(THE NEWS: DEA allows controlled drug e-prescribing, handing pharmacy advocates a key victory. For the full story, click here)
In a dramatic if long anticipated break with its own regulatory past, the Drug Enforcement Administration earlier this week agreed to sweep away its longstanding rule preventing doctors from electronically prescribing controlled substances. The capitulation came with the release of the DEA’s interim final rule for 2010, and it clears away the last big legal roadblock to nationwide, universal electronic prescribing of commonly dispensed medications.
That doesn’t mean the floodgates to universal adoption of electronic patient records and paperless prescribing have suddenly opened. A large majority of family physicians and their practices -- roughly 3-out-of-4 of them -- still hand-write prescriptions, and rely on their patients to carry them to the pharmacy for dispensing.
Although “electronic health record adoption is picking up rapidly, with an estimated 27% of physicians using some kind of EHR, the vast majority of medical records in the U.S. are still on paper, with the average appointment taking 13 pages to document,” confirmed Karen Riley, a spokesperson for the New York eHealth Collaborative and the NYC Regional Electronic Adoption Center for Health.

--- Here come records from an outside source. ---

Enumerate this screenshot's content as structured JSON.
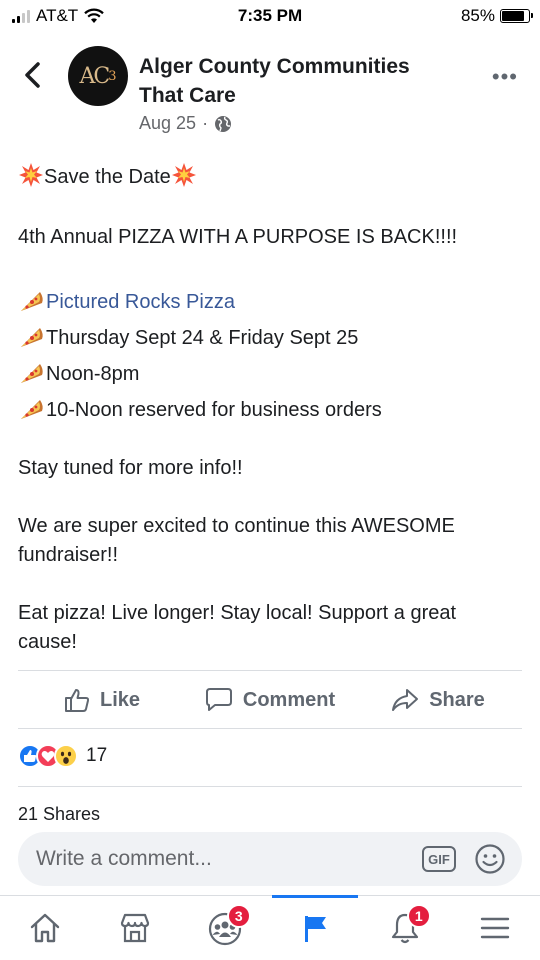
{
  "status_bar": {
    "carrier": "AT&T",
    "time": "7:35 PM",
    "battery": "85%",
    "battery_level": 0.85
  },
  "post": {
    "page_name": "Alger County Communities That Care",
    "avatar_text": "AC",
    "avatar_sub": "3",
    "date": "Aug 25",
    "meta_separator": "·",
    "privacy_icon": "globe-icon",
    "lines": {
      "save_the_date": "Save the Date",
      "headline": "4th Annual PIZZA WITH A PURPOSE IS BACK!!!!",
      "location": "Pictured Rocks Pizza",
      "dates": "Thursday Sept 24 & Friday Sept 25",
      "hours": "Noon-8pm",
      "business": "10-Noon reserved for business orders",
      "stay_tuned": "Stay tuned for more info!!",
      "excited": "We are super excited to continue this AWESOME fundraiser!!",
      "closing": "Eat pizza! Live longer! Stay local! Support a great cause!"
    }
  },
  "actions": {
    "like": "Like",
    "comment": "Comment",
    "share": "Share"
  },
  "reactions": {
    "types": [
      "like",
      "love",
      "wow"
    ],
    "count": "17"
  },
  "shares_text": "21 Shares",
  "composer": {
    "placeholder": "Write a comment...",
    "gif_label": "GIF"
  },
  "tabbar": {
    "tabs": [
      {
        "name": "home",
        "badge": ""
      },
      {
        "name": "marketplace",
        "badge": ""
      },
      {
        "name": "groups",
        "badge": "3"
      },
      {
        "name": "pages",
        "badge": "",
        "active": true
      },
      {
        "name": "notifications",
        "badge": "1"
      },
      {
        "name": "menu",
        "badge": ""
      }
    ]
  },
  "colors": {
    "accent": "#1877f2",
    "link": "#385898",
    "badge": "#e41e3f",
    "secondary_text": "#65676b"
  }
}
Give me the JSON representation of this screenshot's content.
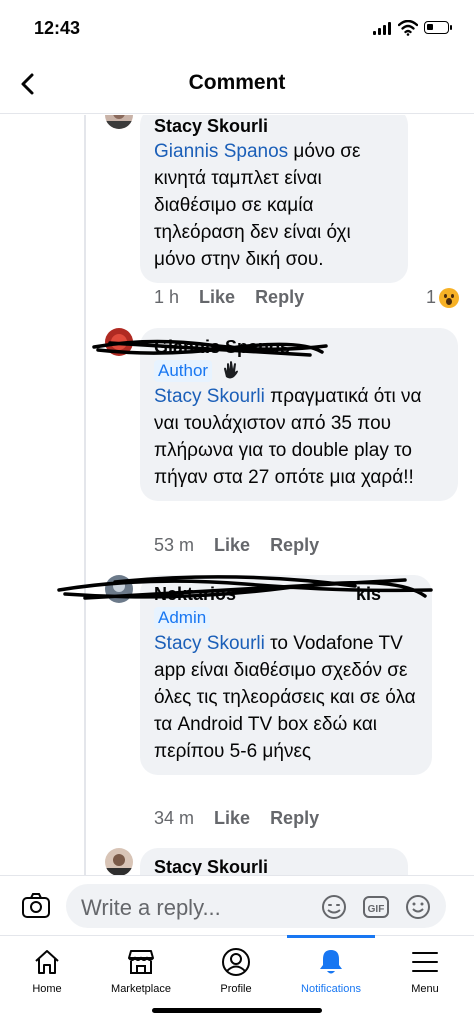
{
  "status_bar": {
    "time": "12:43",
    "battery_level": 0.35
  },
  "header": {
    "title": "Comment"
  },
  "comments": [
    {
      "author": "Stacy Skourli",
      "mention": "Giannis Spanos",
      "text": " μόνο σε κινητά ταμπλετ είναι διαθέσιμο σε καμία τηλεόραση δεν είναι όχι μόνο στην δική σου.",
      "time": "1 h",
      "like_label": "Like",
      "reply_label": "Reply",
      "reaction_count": "1",
      "reaction_icon": "wow-emoji-icon"
    },
    {
      "author": "Giannis Spanos",
      "badge": "Author",
      "badge_icon": "wave-hand-icon",
      "mention": "Stacy Skourli",
      "text": " πραγματικά ότι να ναι τουλάχιστον από 35 που πλήρωνα για το double play το πήγαν στα 27 οπότε μια χαρά!!",
      "time": "53 m",
      "like_label": "Like",
      "reply_label": "Reply"
    },
    {
      "author": "Nektarios",
      "author_tail": "kis",
      "badge": "Admin",
      "mention": "Stacy Skourli",
      "text": " το Vodafone TV app είναι διαθέσιμο σχεδόν σε όλες τις τηλεοράσεις και σε όλα τα Android TV box εδώ και περίπου 5-6 μήνες",
      "time": "34 m",
      "like_label": "Like",
      "reply_label": "Reply"
    },
    {
      "author": "Stacy Skourli"
    }
  ],
  "reply_bar": {
    "placeholder": "Write a reply...",
    "icons": [
      "camera-icon",
      "sticker-icon",
      "gif-icon",
      "emoji-icon"
    ]
  },
  "tab_bar": {
    "active": "Notifications",
    "accent_color": "#1877f2",
    "tabs": [
      {
        "label": "Home",
        "icon": "home-icon"
      },
      {
        "label": "Marketplace",
        "icon": "marketplace-icon"
      },
      {
        "label": "Profile",
        "icon": "profile-icon"
      },
      {
        "label": "Notifications",
        "icon": "bell-icon"
      },
      {
        "label": "Menu",
        "icon": "menu-icon"
      }
    ]
  }
}
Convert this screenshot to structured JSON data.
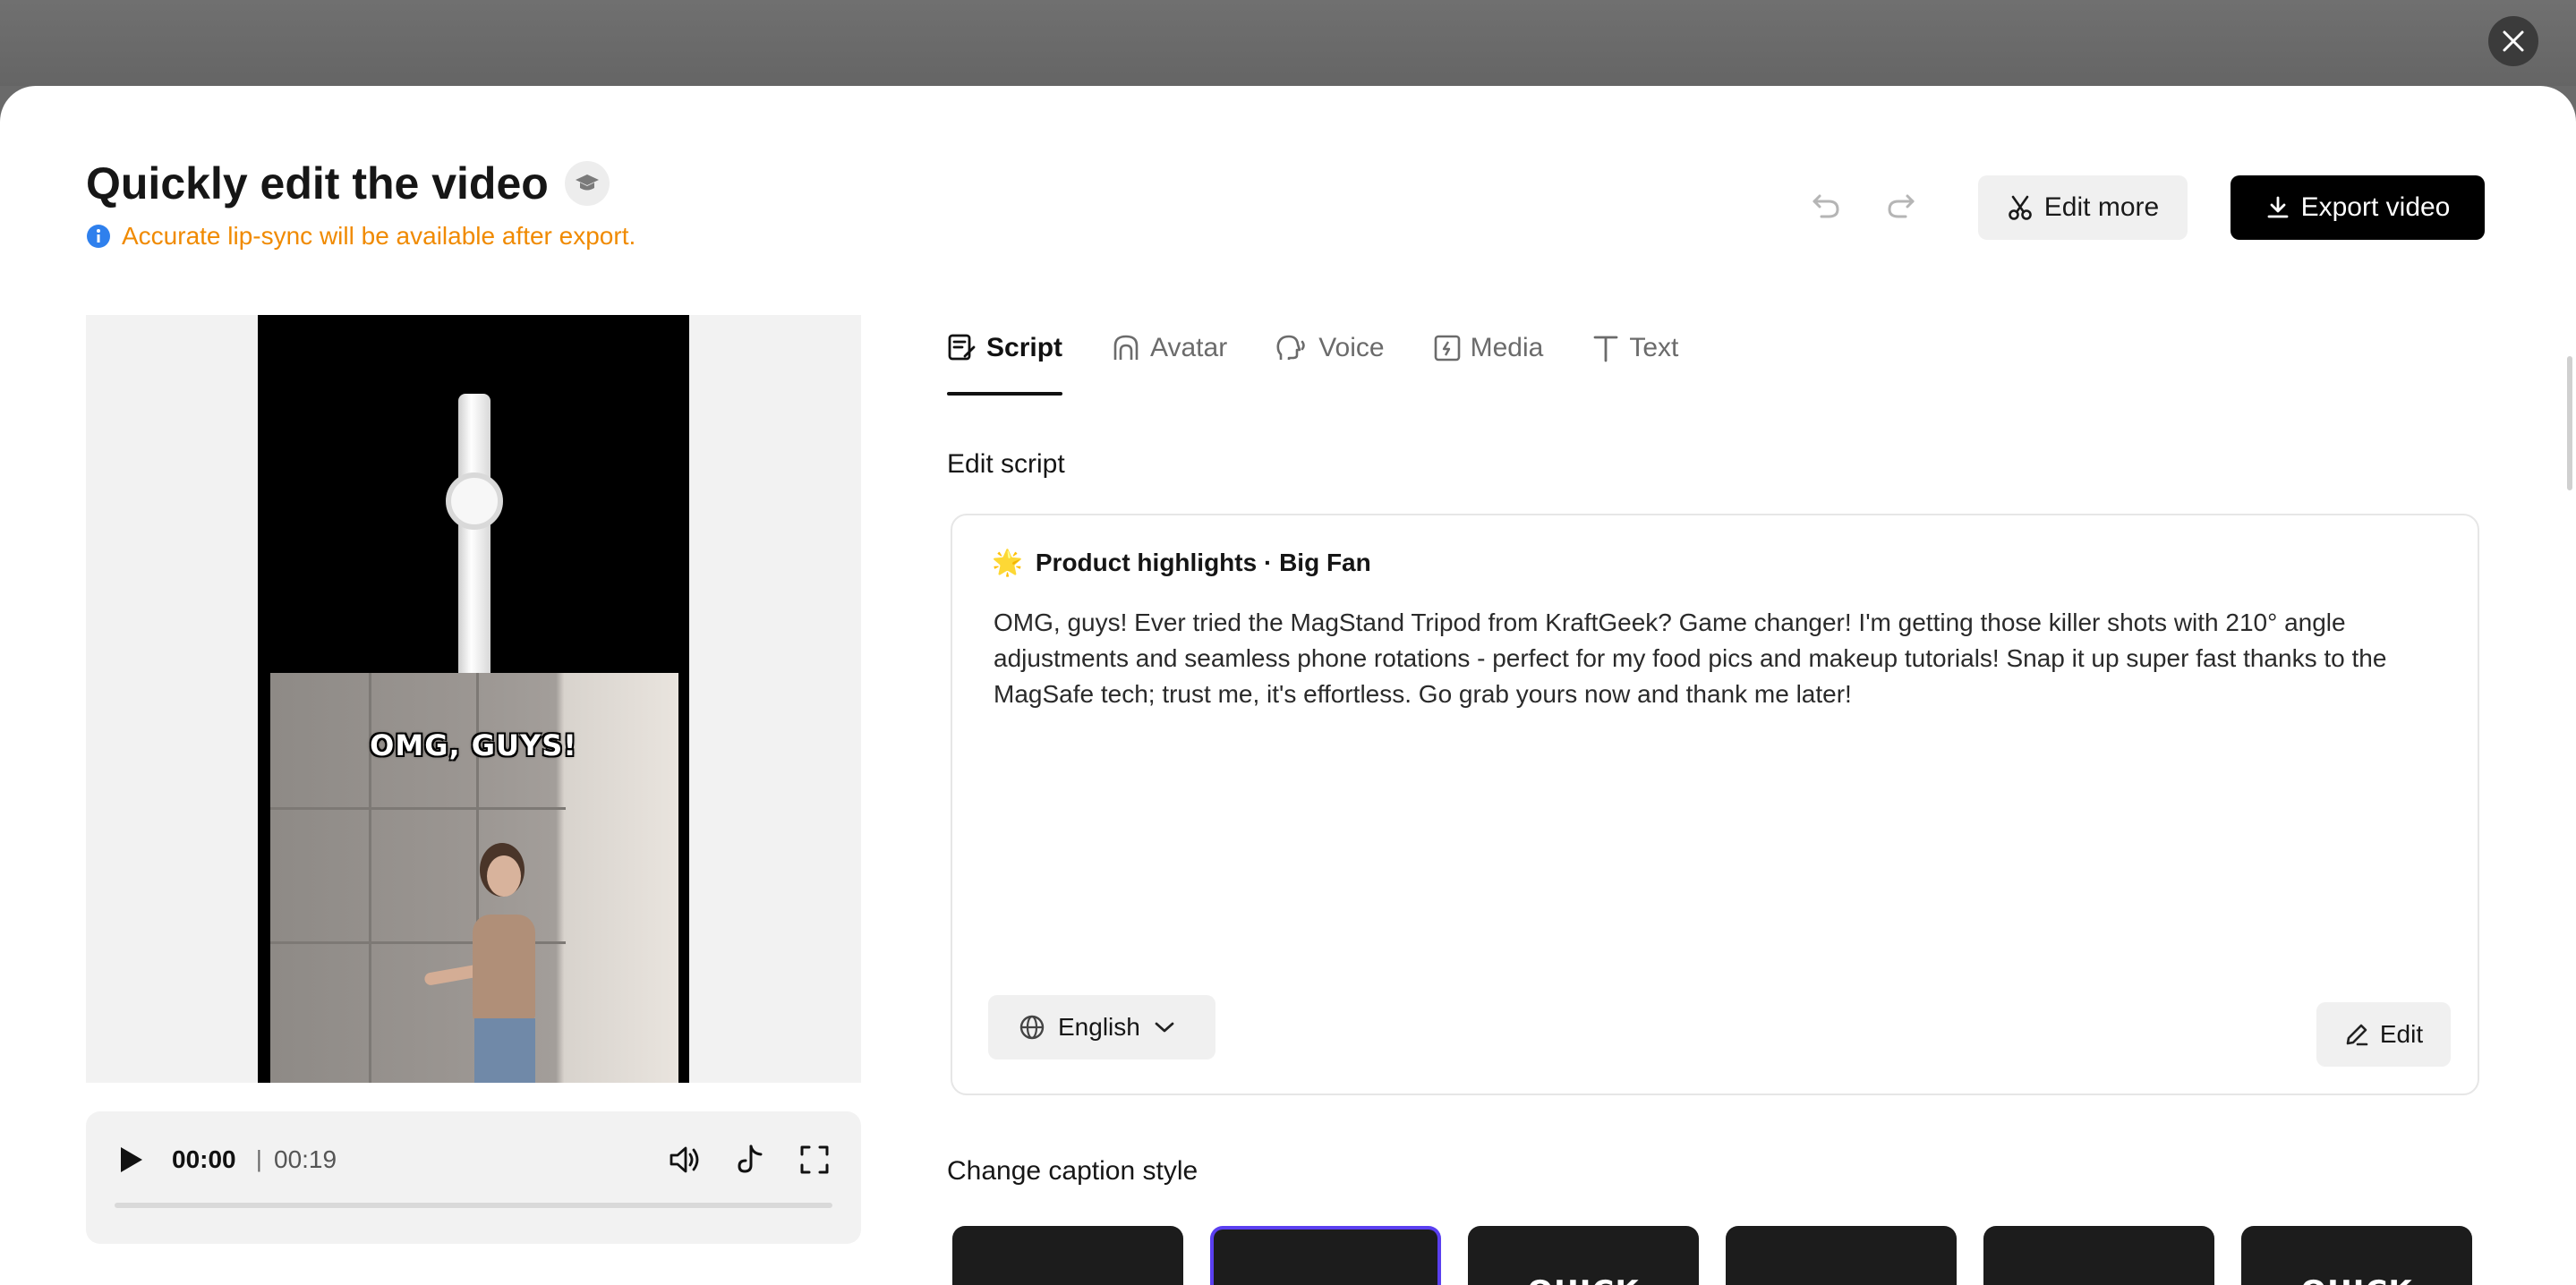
{
  "header": {
    "title": "Quickly edit the video",
    "notice": "Accurate lip-sync will be available after export.",
    "edit_more_label": "Edit more",
    "export_label": "Export video"
  },
  "preview": {
    "caption": "OMG, GUYS!",
    "time_current": "00:00",
    "time_separator": "|",
    "time_total": "00:19",
    "progress_fraction": 0
  },
  "tabs": [
    {
      "label": "Script",
      "icon": "script-icon",
      "active": true
    },
    {
      "label": "Avatar",
      "icon": "avatar-icon",
      "active": false
    },
    {
      "label": "Voice",
      "icon": "voice-icon",
      "active": false
    },
    {
      "label": "Media",
      "icon": "media-icon",
      "active": false
    },
    {
      "label": "Text",
      "icon": "text-icon",
      "active": false
    }
  ],
  "script": {
    "section_title": "Edit script",
    "heading_emoji": "🌟",
    "heading": "Product highlights · Big Fan",
    "body": "OMG, guys! Ever tried the MagStand Tripod from KraftGeek? Game changer! I'm getting those killer shots with 210° angle adjustments and seamless phone rotations - perfect for my food pics and makeup tutorials! Snap it up super fast thanks to the MagSafe tech; trust me, it's effortless. Go grab yours now and thank me later!",
    "language": "English",
    "edit_label": "Edit"
  },
  "caption_style": {
    "section_title": "Change caption style",
    "styles": [
      "",
      "",
      "QUICK",
      "",
      "",
      "QUICK"
    ],
    "selected_index": 1
  },
  "colors": {
    "notice": "#f08a00",
    "info_icon": "#2f80ed",
    "accent_selected": "#5a3ff0",
    "primary_button": "#000000"
  }
}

And, as study after study of patient adherence rates confirms, between the point of prescribing and the local pharmacy yawns a vast gulf that swallows many written scripts. In one recent study, researchers at Harvard Medical School found the problem of “primary nonadherence” is rampant. Tracking 75,000 patient visits, they found that 22% of first-time patient prescriptions were never filled.
Allowing e-prescribing of potent and tightly restricted pain relievers and other medications won’t bridge most of that gap. But it will help close the loop between physician, patient and pharmacist for several large classes of medicines, and it will simplify the prescribing process for family docs and specialists.
Opening controlled substances to the world of electronic data storage and communications has long been a top priority for Surescripts, the e-prescribing network set up nine years ago by the National Association of Chain Drug Stores and its independent pharmacy counterpart, the National Community Pharmacists Association. “There’s a high demand for it, both at the state level -- where they want to track the use of controlled substances -- as well as at the federal level,” former Surescripts CEO Kevin Hutchinson told Drug Store News in one interview.
“That will help tremendously,” Hutchinson went on in that 2008 interview. “It’s a roadblock for us today, because physicians have to think about when to write scripts electronically, and when to pick up the paper pad. That’s difficult, and that is one final hurdle we need to get over.”
Now that hurdle has been vaulted. The real transformation of the nation’s healthcare system -- away from outmoded paper records and handwritten scripts to electronic data storage and transmission -- will depend on how quickly doctors embrace health information technology.